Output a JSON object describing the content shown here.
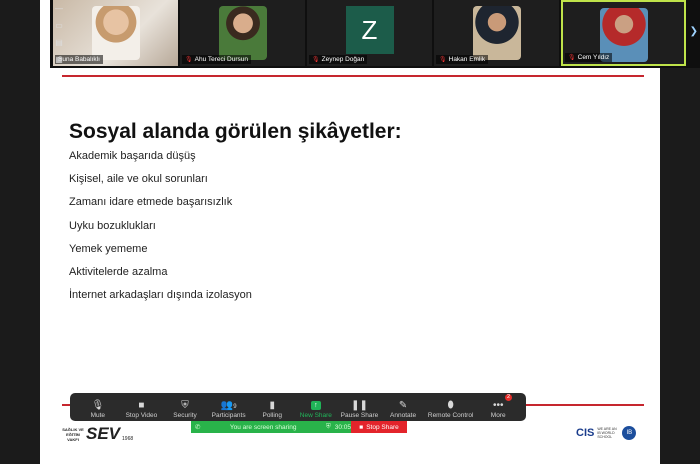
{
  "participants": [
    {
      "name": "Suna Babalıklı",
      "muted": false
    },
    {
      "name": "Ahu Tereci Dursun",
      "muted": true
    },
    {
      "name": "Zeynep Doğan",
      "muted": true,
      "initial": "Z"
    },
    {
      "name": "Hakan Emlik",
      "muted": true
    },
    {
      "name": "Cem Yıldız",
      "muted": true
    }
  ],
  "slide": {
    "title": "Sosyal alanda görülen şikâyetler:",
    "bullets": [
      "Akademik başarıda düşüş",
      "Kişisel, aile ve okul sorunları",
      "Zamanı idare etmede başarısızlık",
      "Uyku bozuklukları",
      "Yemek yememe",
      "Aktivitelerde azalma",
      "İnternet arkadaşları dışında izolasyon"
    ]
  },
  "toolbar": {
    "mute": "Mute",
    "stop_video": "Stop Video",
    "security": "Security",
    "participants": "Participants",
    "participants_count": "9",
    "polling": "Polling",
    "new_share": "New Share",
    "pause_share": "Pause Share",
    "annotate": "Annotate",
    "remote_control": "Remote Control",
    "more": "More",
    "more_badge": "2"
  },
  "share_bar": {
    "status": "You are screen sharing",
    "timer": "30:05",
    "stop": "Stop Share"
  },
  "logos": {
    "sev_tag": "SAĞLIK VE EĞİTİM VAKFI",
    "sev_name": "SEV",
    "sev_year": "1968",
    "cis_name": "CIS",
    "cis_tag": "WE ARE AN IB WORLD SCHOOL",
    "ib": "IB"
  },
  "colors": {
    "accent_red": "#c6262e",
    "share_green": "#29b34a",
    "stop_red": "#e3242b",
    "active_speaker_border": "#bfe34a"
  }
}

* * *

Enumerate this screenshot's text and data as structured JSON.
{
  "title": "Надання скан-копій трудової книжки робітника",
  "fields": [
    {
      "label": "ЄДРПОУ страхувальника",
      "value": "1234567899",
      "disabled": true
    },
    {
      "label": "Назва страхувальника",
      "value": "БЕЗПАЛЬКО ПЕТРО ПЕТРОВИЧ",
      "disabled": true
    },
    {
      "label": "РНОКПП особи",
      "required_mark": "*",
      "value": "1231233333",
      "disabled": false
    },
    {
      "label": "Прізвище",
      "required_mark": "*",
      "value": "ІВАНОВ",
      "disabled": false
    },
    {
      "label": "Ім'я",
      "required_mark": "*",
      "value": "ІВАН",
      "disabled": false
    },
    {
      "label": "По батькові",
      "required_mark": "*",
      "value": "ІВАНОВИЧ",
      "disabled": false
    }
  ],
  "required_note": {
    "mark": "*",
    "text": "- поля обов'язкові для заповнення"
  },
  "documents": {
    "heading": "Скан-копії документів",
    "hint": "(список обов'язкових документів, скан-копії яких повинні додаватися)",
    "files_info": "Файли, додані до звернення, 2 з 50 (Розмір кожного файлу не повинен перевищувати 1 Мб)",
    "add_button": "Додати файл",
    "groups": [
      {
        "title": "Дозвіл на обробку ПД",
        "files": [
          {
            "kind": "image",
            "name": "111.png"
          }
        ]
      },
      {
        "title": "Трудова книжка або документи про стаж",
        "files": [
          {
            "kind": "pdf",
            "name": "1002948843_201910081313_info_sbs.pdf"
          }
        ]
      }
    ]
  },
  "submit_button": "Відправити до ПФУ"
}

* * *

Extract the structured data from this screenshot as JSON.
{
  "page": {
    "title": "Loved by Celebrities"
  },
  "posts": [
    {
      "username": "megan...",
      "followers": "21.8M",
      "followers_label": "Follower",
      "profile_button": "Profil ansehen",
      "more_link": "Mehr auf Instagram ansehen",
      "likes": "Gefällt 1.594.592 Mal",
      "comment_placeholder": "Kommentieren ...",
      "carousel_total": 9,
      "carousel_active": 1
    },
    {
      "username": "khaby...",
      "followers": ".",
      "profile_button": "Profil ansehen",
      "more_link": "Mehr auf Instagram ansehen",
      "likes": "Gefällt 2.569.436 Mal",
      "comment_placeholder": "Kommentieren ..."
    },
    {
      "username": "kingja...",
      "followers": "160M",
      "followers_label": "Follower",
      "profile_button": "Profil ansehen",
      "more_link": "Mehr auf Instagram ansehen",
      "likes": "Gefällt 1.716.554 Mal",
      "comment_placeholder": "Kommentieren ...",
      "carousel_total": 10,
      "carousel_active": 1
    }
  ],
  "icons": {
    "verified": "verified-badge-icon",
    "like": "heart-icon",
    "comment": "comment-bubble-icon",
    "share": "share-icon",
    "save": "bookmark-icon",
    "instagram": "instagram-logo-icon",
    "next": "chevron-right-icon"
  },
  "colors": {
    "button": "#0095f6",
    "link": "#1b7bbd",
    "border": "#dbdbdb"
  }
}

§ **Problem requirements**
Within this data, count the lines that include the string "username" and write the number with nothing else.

§ **Final answer**
3